There are also some methodological learnings that I believe translate from PPC to SEO. One I talked about at the Conference, is understanding the importance of the landing page. In PPC, vast effort is usually expended on the Landing Page. But in SEO, you’re directing traffic into a set of pages on your site that were never intended to be the front door. From a measurement perspective, we’ve seen time and again how sites that are successful driving SEO traffic struggle to make it effective. This is especially true with publishing sites that often get a very long tail SEO effect on older content. But that older content is on pages where the template is very poorly designed to present additional site options. Fixing the template on these pages can dramatically improve SEO engagement rates; it’s a tactic with a huge ROI for many strong SEO sites. A strong SEO program dramatically changes the usage patterns on your site – and should impact the way your design team thinks about every page template.
Equally important, but something I didn’t get a chance to really discuss at the Conference, is the focus on conversion efficiency in PPC. Much of the current SEO practice is heavily focused on traffic. This is pernicious – and the more SEO matures, the worse the practice becomes. In helping company’s optimize PPC, I always explain one very simple concept – bad traffic is cheaper than good traffic. So if you let your buying agency optimize to traffic, you’ll be inundated in garbage. As SEO matures, the same basic principle applies. It will be easier to optimize for bad traffic than good. Similarly, it’s easier to optimize for the position of useless words than useful words. So two of the bellwether KPIs for SEO – traffic and # of terms with high position – are both very misleading.

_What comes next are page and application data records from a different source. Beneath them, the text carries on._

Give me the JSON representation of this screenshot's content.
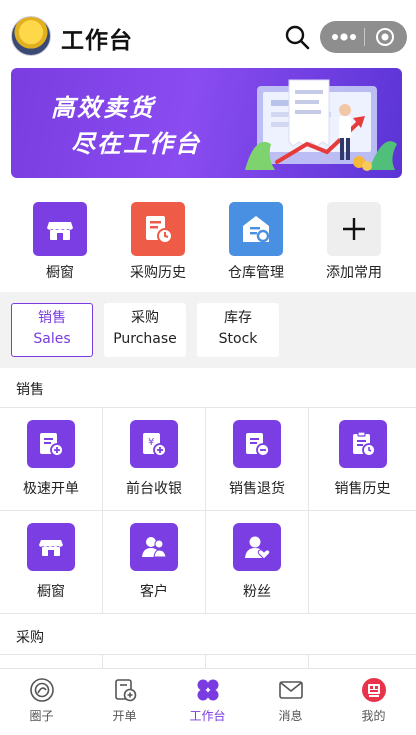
{
  "header": {
    "title": "工作台",
    "avatar_icon": "pikachu-avatar",
    "search_icon": "search-icon",
    "capsule_more_icon": "more-dots-icon",
    "capsule_close_icon": "target-icon"
  },
  "banner": {
    "line1": "高效卖货",
    "line2": "尽在工作台"
  },
  "quick_apps": [
    {
      "label": "橱窗",
      "icon": "storefront-icon",
      "color": "#7b3ee3"
    },
    {
      "label": "采购历史",
      "icon": "purchase-history-icon",
      "color": "#ee5b47"
    },
    {
      "label": "仓库管理",
      "icon": "warehouse-icon",
      "color": "#4a90e2"
    },
    {
      "label": "添加常用",
      "icon": "plus-icon",
      "color": "#eeeeee"
    }
  ],
  "tabs": [
    {
      "cn": "销售",
      "en": "Sales"
    },
    {
      "cn": "采购",
      "en": "Purchase"
    },
    {
      "cn": "库存",
      "en": "Stock"
    }
  ],
  "sales": {
    "title": "销售",
    "items": [
      {
        "label": "极速开单",
        "icon": "quick-order-icon"
      },
      {
        "label": "前台收银",
        "icon": "cashier-icon"
      },
      {
        "label": "销售退货",
        "icon": "sales-return-icon"
      },
      {
        "label": "销售历史",
        "icon": "sales-history-icon"
      },
      {
        "label": "橱窗",
        "icon": "storefront-icon"
      },
      {
        "label": "客户",
        "icon": "customers-icon"
      },
      {
        "label": "粉丝",
        "icon": "fans-icon"
      }
    ]
  },
  "purchase": {
    "title": "采购"
  },
  "bottom_nav": [
    {
      "label": "圈子",
      "icon": "circle-icon"
    },
    {
      "label": "开单",
      "icon": "order-icon"
    },
    {
      "label": "工作台",
      "icon": "workbench-icon"
    },
    {
      "label": "消息",
      "icon": "message-icon"
    },
    {
      "label": "我的",
      "icon": "profile-icon"
    }
  ],
  "colors": {
    "accent": "#7a3ce0",
    "banner": "#7a3de0"
  }
}
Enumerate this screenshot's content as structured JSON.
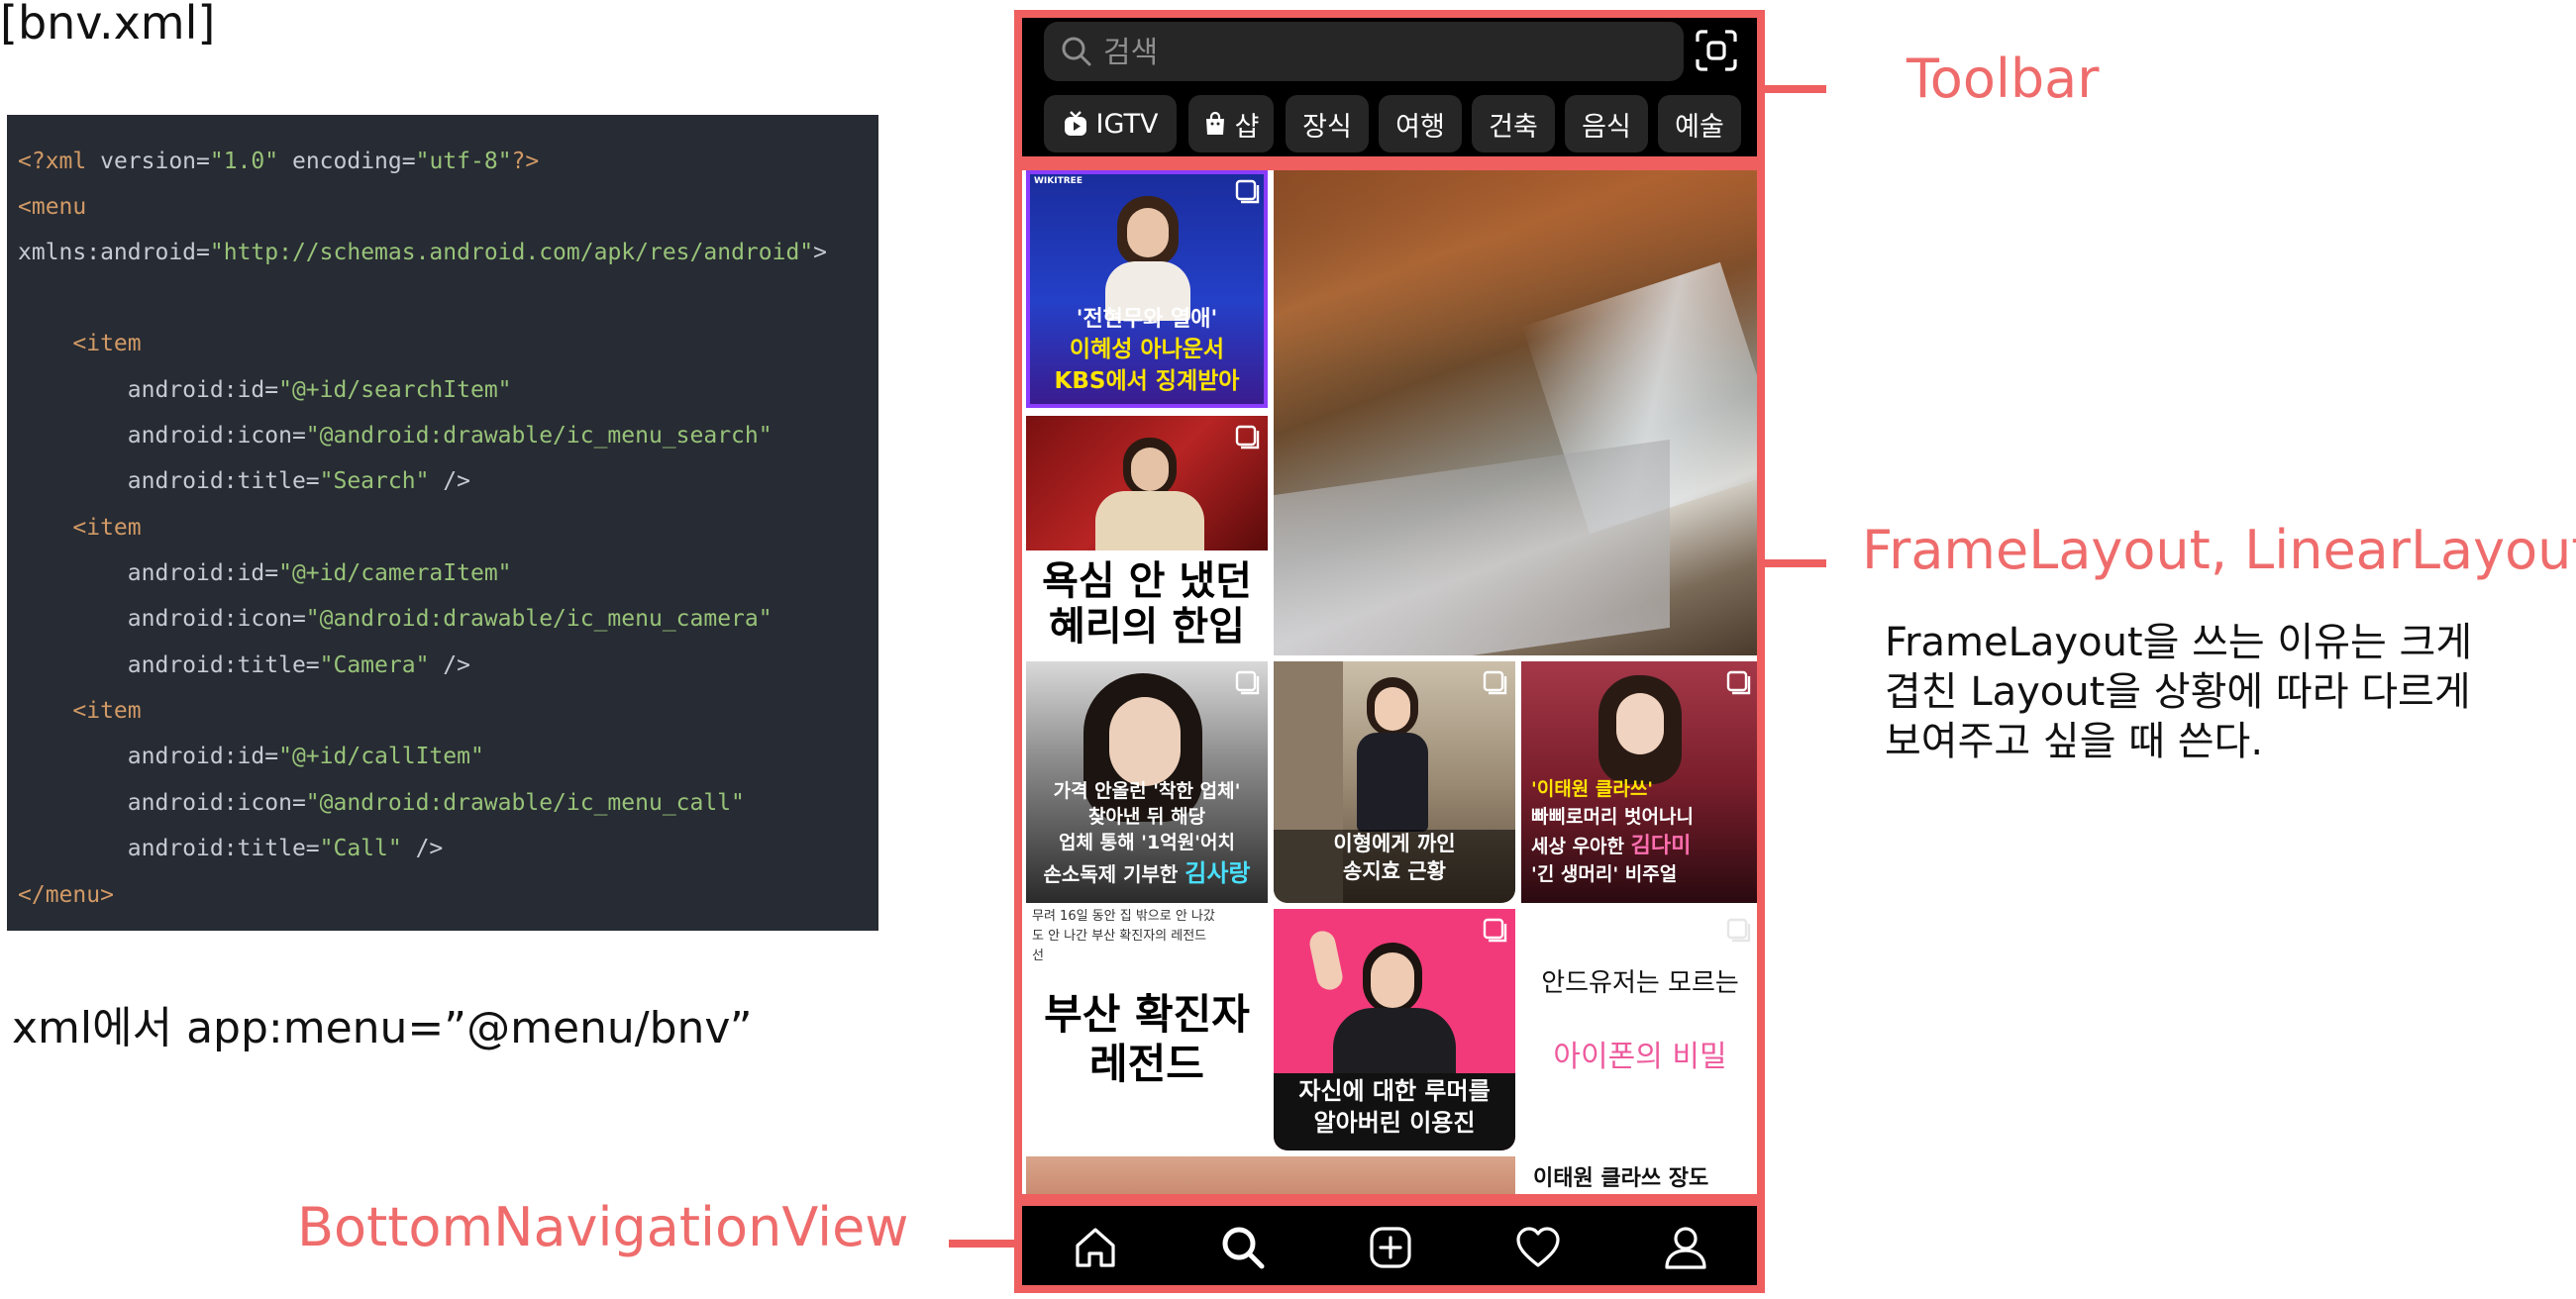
{
  "left": {
    "file_label": "[bnv.xml]",
    "code_lines": [
      [
        {
          "t": "<?xml ",
          "c": "y"
        },
        {
          "t": "version=",
          "c": "w"
        },
        {
          "t": "\"1.0\"",
          "c": "s"
        },
        {
          "t": " encoding=",
          "c": "w"
        },
        {
          "t": "\"utf-8\"",
          "c": "s"
        },
        {
          "t": "?>",
          "c": "y"
        }
      ],
      [
        {
          "t": "<menu",
          "c": "y"
        }
      ],
      [
        {
          "t": "xmlns:android=",
          "c": "w"
        },
        {
          "t": "\"http://schemas.android.com/apk/res/android\"",
          "c": "s"
        },
        {
          "t": ">",
          "c": "w"
        }
      ],
      [],
      [
        {
          "t": "    <item",
          "c": "y"
        }
      ],
      [
        {
          "t": "        android:id=",
          "c": "w"
        },
        {
          "t": "\"@+id/searchItem\"",
          "c": "s"
        }
      ],
      [
        {
          "t": "        android:icon=",
          "c": "w"
        },
        {
          "t": "\"@android:drawable/ic_menu_search\"",
          "c": "s"
        }
      ],
      [
        {
          "t": "        android:title=",
          "c": "w"
        },
        {
          "t": "\"Search\"",
          "c": "s"
        },
        {
          "t": " />",
          "c": "w"
        }
      ],
      [
        {
          "t": "    <item",
          "c": "y"
        }
      ],
      [
        {
          "t": "        android:id=",
          "c": "w"
        },
        {
          "t": "\"@+id/cameraItem\"",
          "c": "s"
        }
      ],
      [
        {
          "t": "        android:icon=",
          "c": "w"
        },
        {
          "t": "\"@android:drawable/ic_menu_camera\"",
          "c": "s"
        }
      ],
      [
        {
          "t": "        android:title=",
          "c": "w"
        },
        {
          "t": "\"Camera\"",
          "c": "s"
        },
        {
          "t": " />",
          "c": "w"
        }
      ],
      [
        {
          "t": "    <item",
          "c": "y"
        }
      ],
      [
        {
          "t": "        android:id=",
          "c": "w"
        },
        {
          "t": "\"@+id/callItem\"",
          "c": "s"
        }
      ],
      [
        {
          "t": "        android:icon=",
          "c": "w"
        },
        {
          "t": "\"@android:drawable/ic_menu_call\"",
          "c": "s"
        }
      ],
      [
        {
          "t": "        android:title=",
          "c": "w"
        },
        {
          "t": "\"Call\"",
          "c": "s"
        },
        {
          "t": " />",
          "c": "w"
        }
      ],
      [
        {
          "t": "</menu>",
          "c": "y"
        }
      ]
    ],
    "xml_note": "xml에서 app:menu=”@menu/bnv”",
    "bnv_label": "BottomNavigationView"
  },
  "annotations": {
    "toolbar": "Toolbar",
    "frame": "FrameLayout, LinearLayout",
    "explain_lines": [
      "FrameLayout을 쓰는 이유는 크게",
      "겹친 Layout을 상황에 따라 다르게",
      "보여주고 싶을 때 쓴다."
    ]
  },
  "phone": {
    "search_placeholder": "검색",
    "chips": [
      {
        "label": "IGTV",
        "icon": "igtv-icon"
      },
      {
        "label": "샵",
        "icon": "shop-bag-icon"
      },
      {
        "label": "장식"
      },
      {
        "label": "여행"
      },
      {
        "label": "건축"
      },
      {
        "label": "음식"
      },
      {
        "label": "예술"
      }
    ],
    "tiles": {
      "t1_brand": "WIKITREE",
      "t1_line1": "'전현무와 열애'",
      "t1_line2": "이혜성 아나운서",
      "t1_line3": "KBS에서 징계받아",
      "t2_line1": "욕심 안 냈던",
      "t2_line2": "혜리의 한입",
      "t3_line1": "가격 안올린 '착한 업체'",
      "t3_line2": "찾아낸 뒤 해당",
      "t3_line3": "업체 통해 '1억원'어치",
      "t3_line4a": "손소독제 기부한 ",
      "t3_line4b": "김사랑",
      "t4_line1": "이형에게 까인",
      "t4_line2": "송지효 근황",
      "t5_line1": "'이태원 클라쓰'",
      "t5_line2": "빠삐로머리 벗어나니",
      "t5_line3a": "세상 우아한 ",
      "t5_line3b": "김다미",
      "t5_line4": "'긴 생머리' 비주얼",
      "t6_top1": "무려 16일 동안 집 밖으로 안 나갔",
      "t6_top2": "도 안 나간 부산 확진자의 레전드",
      "t6_top3": "선",
      "t6_line1": "부산 확진자",
      "t6_line2": "레전드",
      "t7_line1": "자신에 대한 루머를",
      "t7_line2": "알아버린 이용진",
      "t8_line1": "안드유저는 모르는",
      "t8_line2": "아이폰의 비밀",
      "t9_line1": "이태원 클라쓰 장도"
    },
    "nav_items": [
      "home-icon",
      "search-icon",
      "add-post-icon",
      "heart-icon",
      "profile-icon"
    ]
  },
  "colors": {
    "annotation_red": "#ef5f5f",
    "code_bg": "#272b33",
    "accent_yellow": "#ffe400",
    "accent_cyan": "#49e0ff",
    "accent_pink": "#ff6fb0",
    "pink_text": "#ee5a9d"
  }
}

What about PPC learnings from SEO? The panel discussed Google’s new Page Relevance Rankings for PPC Landing pages – and how SEO learnings can help boost this score. This isn’t my area of expertise, but while that advice appears to me to be sound on a practical level, I can’t say I’m enthused about the direction. Google is using their Content Match algorithms to evaluate Landing Pages. And based on our measurement of Content Match, I can only say "God Help Us." To me, this is an example of Google using a technology to "fix" a problem for which it is not well suited. The problem is the increasing presence of misleading or even fraudulent transitions between Ad Creative and Landing Pages. Unfortunately, I suspect these purveyors of fraud learned most of what they know by fooling Content Match to begin with – since the levels of fraud there vastly outpace what’s on Search. So the solution will simply end up penalizing the companies trying to build rich, marketing oriented landing pages.

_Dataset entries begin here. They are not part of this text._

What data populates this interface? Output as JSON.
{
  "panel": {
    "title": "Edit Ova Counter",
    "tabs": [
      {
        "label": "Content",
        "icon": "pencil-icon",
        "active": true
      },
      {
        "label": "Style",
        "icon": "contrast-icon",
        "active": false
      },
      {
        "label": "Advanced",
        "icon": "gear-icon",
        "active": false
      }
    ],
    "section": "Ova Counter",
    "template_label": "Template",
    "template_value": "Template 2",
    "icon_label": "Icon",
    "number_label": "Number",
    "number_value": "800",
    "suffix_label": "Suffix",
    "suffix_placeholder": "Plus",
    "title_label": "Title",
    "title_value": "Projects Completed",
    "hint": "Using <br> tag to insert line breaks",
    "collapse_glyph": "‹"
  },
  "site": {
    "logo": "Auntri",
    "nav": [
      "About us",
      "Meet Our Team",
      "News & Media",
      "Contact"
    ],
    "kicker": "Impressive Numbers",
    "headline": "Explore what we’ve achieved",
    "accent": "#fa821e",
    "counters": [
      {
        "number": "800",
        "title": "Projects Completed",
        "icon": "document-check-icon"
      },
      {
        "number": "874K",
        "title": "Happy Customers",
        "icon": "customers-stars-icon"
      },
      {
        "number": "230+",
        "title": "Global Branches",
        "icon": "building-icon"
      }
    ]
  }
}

One way in which we have been able to use SEO data to help with PPC is in profiling search terms by Engine. This is an analysis I’ll talk about in more detail in the SEM Analytics series, but the basic idea is that by comparing concept traffic by Engine you can get a sense of the different visitor-types using Google, Yahoo, MSN, AOL or ASK. This type of information can help buyers do a more intelligent job of allocating resources across engines – and it can also help drive engine-specific creative.

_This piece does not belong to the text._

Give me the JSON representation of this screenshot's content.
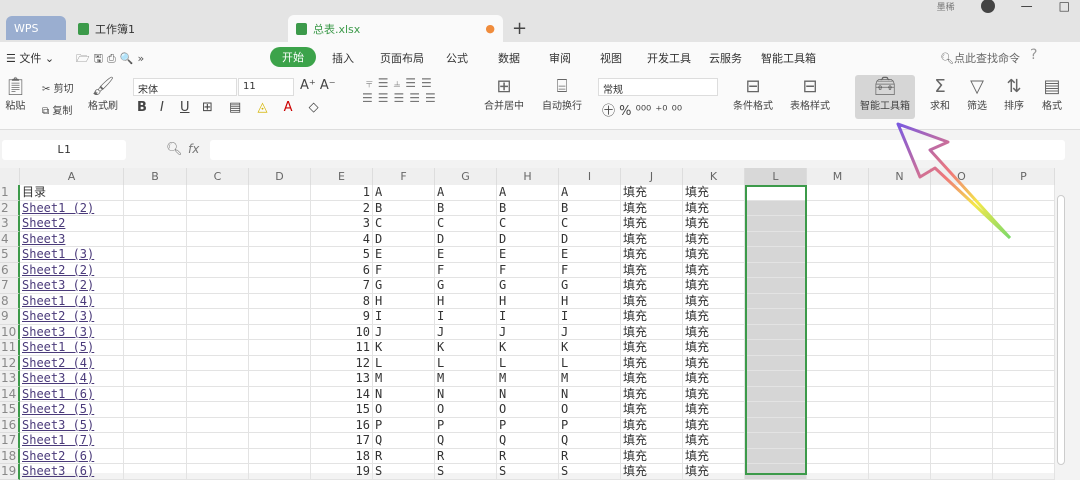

One last thought on the Conference in general – it was good to answer lots of different questions – but hard I suspect for the audience to find a common thread or theme. That’s often the trade-off between presentation style and panel style. I’m hoping that the small discussion group format of X Change will blend the best of both worlds. Allowing real interactivity but permitting the discussion to flow so that deeper themes and connections emerge. After the panel I sat down with Andreas Mueller and we talked about our respective businesses and learnings. I know I got more out of it than I did listening to myself talk (or even listening to Andreas answer a series of questions). It probably wouldn’t make a good movie (‘My Drinks with Andreas’) but I do think it will make for a great Conference experience!